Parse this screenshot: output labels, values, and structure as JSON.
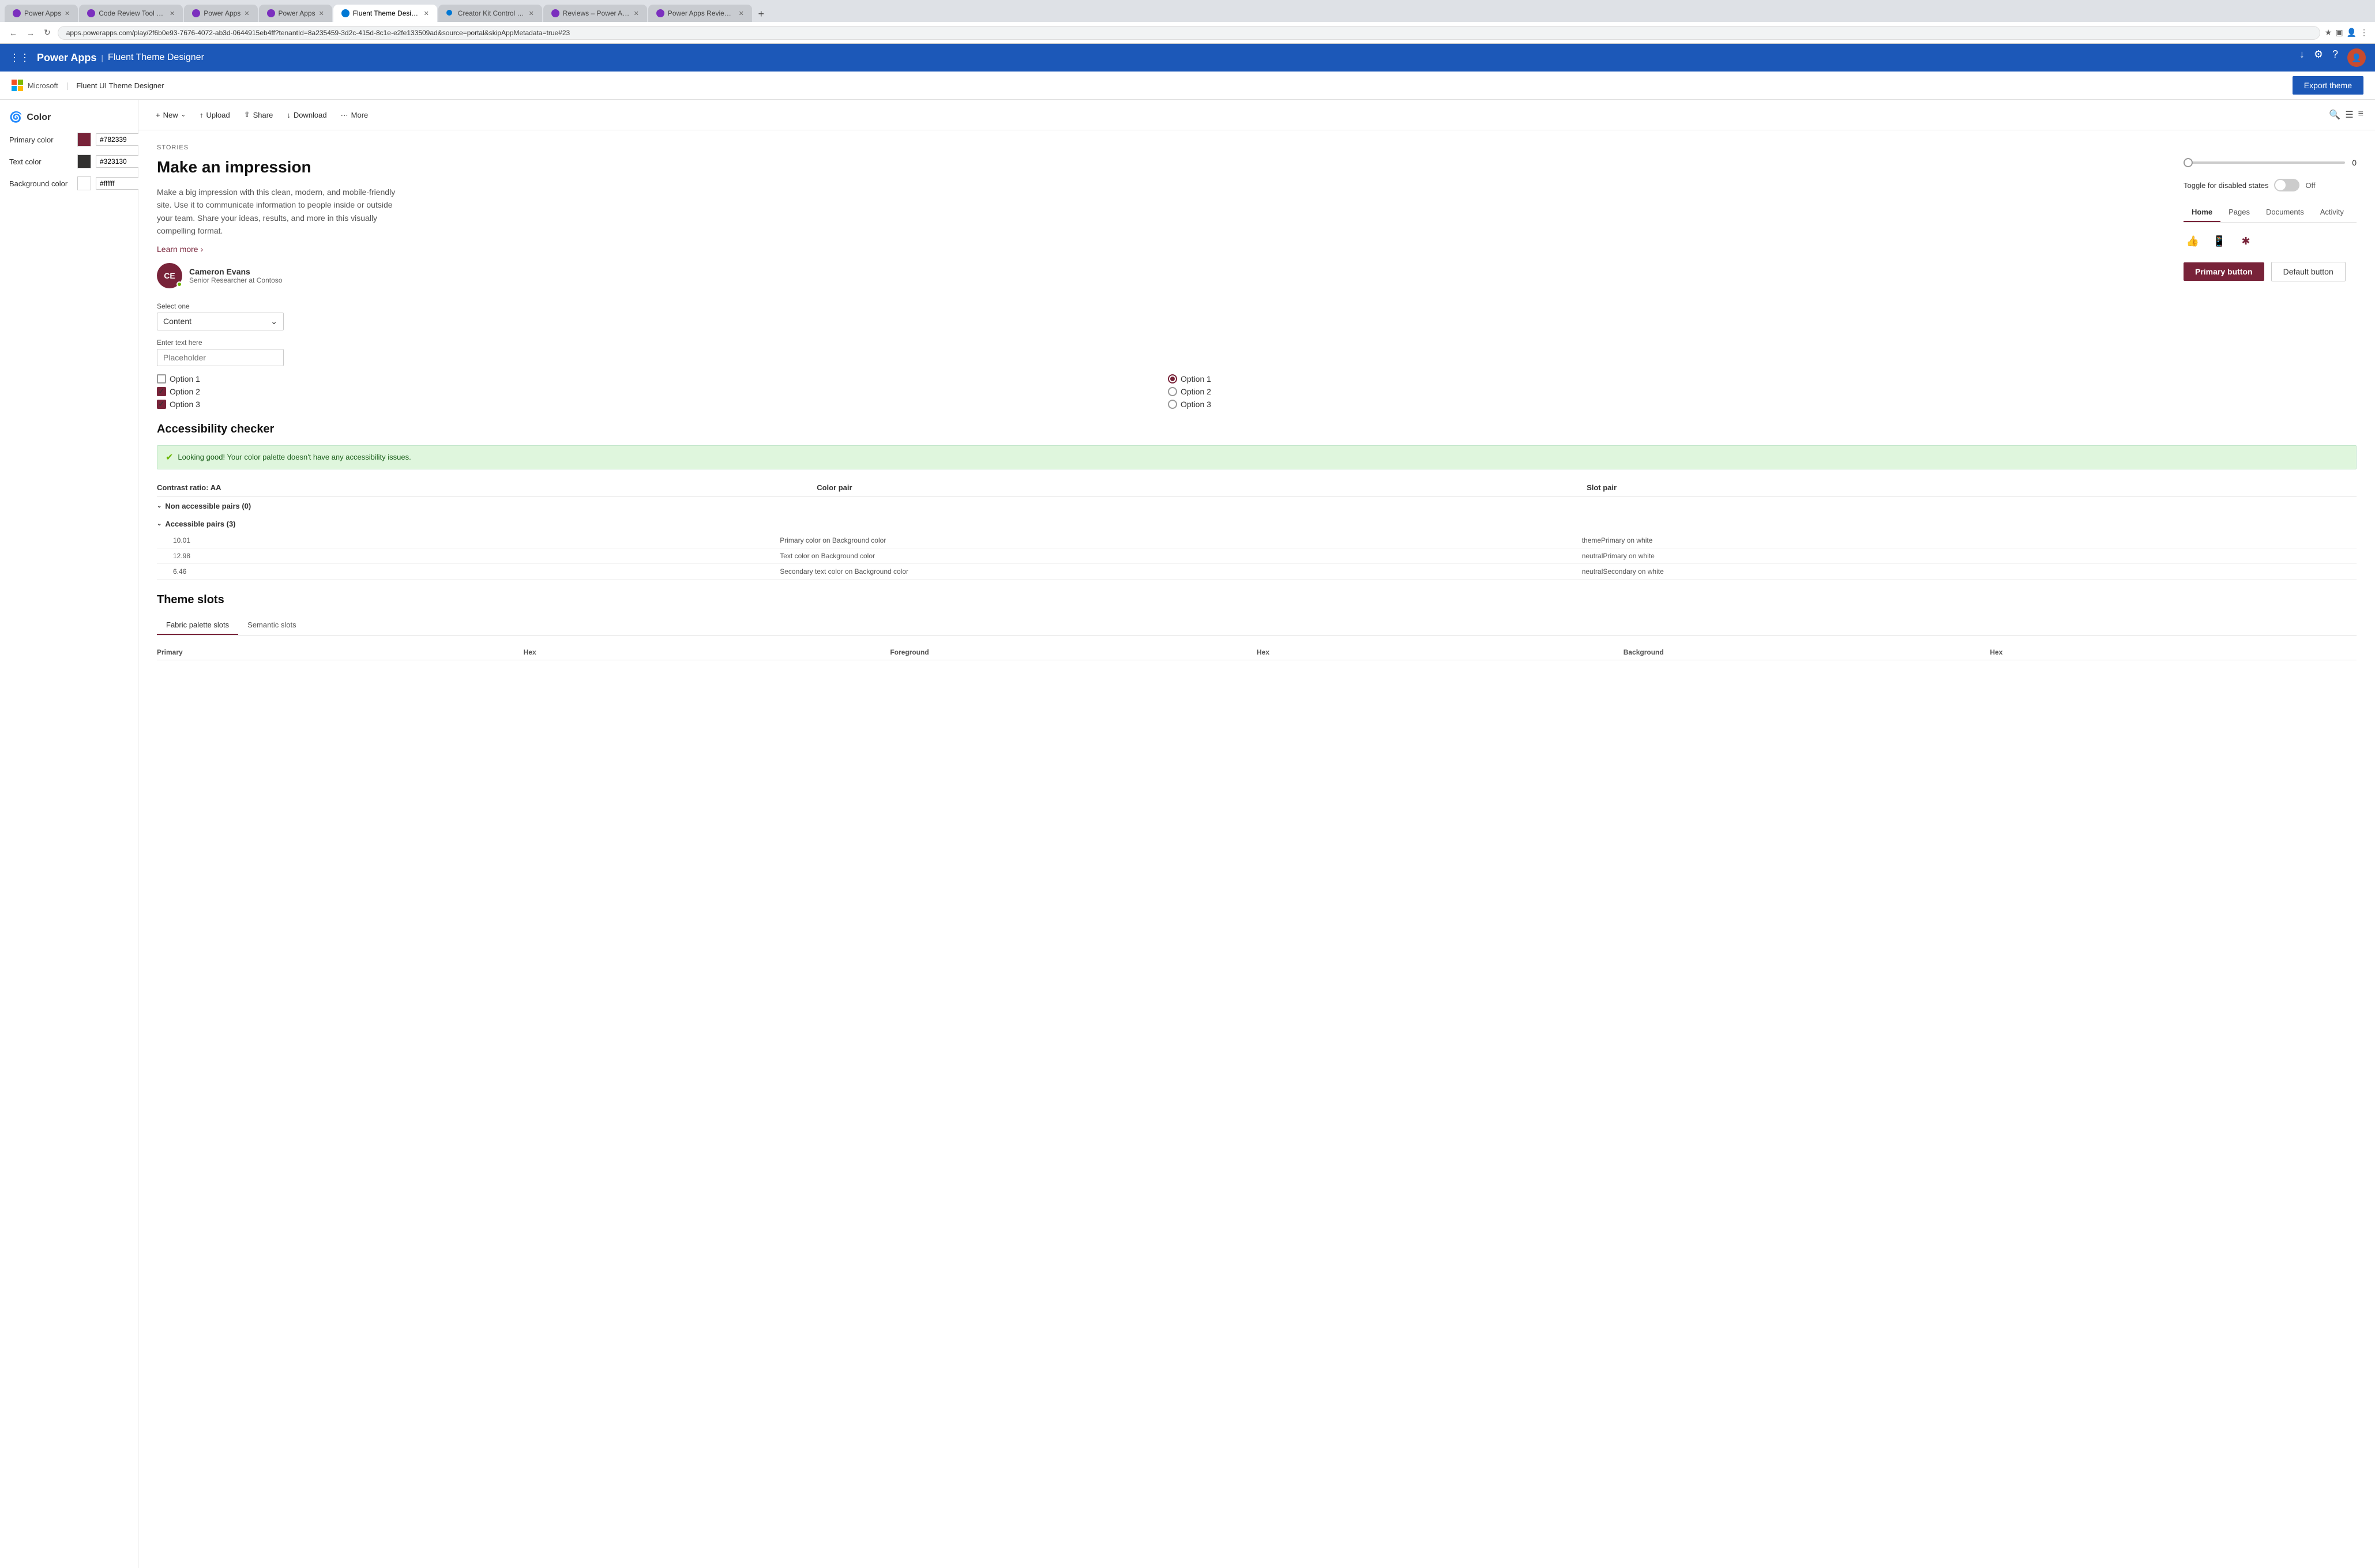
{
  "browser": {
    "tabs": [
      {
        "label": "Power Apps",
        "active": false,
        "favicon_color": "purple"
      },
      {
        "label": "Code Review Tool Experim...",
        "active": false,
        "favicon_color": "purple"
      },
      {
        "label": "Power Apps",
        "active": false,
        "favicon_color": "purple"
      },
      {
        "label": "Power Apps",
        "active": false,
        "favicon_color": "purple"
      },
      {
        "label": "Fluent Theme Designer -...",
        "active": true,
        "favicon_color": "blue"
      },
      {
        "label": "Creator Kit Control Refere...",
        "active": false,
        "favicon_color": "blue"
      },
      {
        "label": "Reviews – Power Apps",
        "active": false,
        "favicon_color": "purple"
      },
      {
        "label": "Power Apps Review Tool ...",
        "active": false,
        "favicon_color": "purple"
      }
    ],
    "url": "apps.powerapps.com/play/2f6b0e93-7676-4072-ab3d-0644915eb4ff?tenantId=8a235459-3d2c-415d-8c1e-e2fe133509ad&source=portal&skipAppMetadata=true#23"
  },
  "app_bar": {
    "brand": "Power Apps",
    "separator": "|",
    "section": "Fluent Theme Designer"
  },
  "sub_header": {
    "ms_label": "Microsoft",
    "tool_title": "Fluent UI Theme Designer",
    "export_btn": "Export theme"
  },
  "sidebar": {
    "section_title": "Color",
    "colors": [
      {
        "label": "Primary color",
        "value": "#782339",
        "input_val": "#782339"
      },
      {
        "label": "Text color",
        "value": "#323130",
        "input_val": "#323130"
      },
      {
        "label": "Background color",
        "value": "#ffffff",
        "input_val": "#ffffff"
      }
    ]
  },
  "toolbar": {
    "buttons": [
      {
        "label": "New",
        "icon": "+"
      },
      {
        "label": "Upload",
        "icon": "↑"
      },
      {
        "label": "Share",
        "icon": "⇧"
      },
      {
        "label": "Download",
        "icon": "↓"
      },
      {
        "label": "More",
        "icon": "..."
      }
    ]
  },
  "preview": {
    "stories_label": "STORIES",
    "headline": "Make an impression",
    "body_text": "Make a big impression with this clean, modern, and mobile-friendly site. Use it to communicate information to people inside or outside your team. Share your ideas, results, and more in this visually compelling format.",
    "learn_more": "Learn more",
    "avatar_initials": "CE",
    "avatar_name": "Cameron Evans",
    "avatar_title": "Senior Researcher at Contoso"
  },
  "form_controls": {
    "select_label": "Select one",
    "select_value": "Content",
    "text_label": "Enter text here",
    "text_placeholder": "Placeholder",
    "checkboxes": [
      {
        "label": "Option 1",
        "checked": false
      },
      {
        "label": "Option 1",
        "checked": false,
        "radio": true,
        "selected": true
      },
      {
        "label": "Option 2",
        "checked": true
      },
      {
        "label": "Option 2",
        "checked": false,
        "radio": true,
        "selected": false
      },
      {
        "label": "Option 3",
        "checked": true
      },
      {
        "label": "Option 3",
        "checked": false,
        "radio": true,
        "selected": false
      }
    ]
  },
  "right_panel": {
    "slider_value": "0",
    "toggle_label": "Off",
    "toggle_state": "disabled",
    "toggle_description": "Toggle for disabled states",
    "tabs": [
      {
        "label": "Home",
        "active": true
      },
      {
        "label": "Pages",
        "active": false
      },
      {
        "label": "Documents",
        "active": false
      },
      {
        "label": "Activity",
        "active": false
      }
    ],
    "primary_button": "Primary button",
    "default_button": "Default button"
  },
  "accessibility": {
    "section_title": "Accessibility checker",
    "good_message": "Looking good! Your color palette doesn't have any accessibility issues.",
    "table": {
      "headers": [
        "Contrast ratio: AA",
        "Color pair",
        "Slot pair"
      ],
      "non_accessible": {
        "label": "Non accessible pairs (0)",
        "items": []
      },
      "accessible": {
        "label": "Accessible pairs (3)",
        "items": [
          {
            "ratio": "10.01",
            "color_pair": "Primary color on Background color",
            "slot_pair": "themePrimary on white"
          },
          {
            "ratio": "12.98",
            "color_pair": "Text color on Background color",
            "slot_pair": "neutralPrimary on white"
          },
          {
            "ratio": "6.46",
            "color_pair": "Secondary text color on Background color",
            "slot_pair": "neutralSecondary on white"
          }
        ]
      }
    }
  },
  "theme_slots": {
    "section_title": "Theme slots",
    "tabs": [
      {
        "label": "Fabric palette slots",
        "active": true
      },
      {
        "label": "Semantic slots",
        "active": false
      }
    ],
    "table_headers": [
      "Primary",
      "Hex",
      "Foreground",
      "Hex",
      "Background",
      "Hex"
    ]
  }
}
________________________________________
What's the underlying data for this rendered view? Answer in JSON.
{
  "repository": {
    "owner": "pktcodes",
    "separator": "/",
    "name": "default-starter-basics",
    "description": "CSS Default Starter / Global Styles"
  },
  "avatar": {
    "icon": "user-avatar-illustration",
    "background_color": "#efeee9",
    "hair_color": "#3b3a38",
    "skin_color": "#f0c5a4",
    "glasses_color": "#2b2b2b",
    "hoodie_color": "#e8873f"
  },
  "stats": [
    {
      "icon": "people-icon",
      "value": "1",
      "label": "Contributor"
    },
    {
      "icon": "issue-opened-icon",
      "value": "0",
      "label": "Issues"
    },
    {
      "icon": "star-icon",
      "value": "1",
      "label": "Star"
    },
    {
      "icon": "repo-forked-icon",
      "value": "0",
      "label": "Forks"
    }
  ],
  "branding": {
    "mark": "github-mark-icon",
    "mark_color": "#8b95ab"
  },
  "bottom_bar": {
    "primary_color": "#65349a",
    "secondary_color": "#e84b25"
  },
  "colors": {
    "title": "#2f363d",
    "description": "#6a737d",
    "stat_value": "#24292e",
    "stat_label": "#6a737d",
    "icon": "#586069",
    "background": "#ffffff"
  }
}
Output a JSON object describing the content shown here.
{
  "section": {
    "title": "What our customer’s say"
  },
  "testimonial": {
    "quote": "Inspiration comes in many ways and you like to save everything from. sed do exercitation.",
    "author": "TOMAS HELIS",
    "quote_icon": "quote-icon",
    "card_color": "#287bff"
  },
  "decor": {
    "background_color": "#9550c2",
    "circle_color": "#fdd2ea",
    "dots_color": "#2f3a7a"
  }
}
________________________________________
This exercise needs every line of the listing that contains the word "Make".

    "headline": "Make an impression",
    "body_text": "Make a big impression with this clean, modern, and mobile-friendly site. Use it to communicate information to people inside or outside your team. Share your ideas, results, and more in this visually compelling format.",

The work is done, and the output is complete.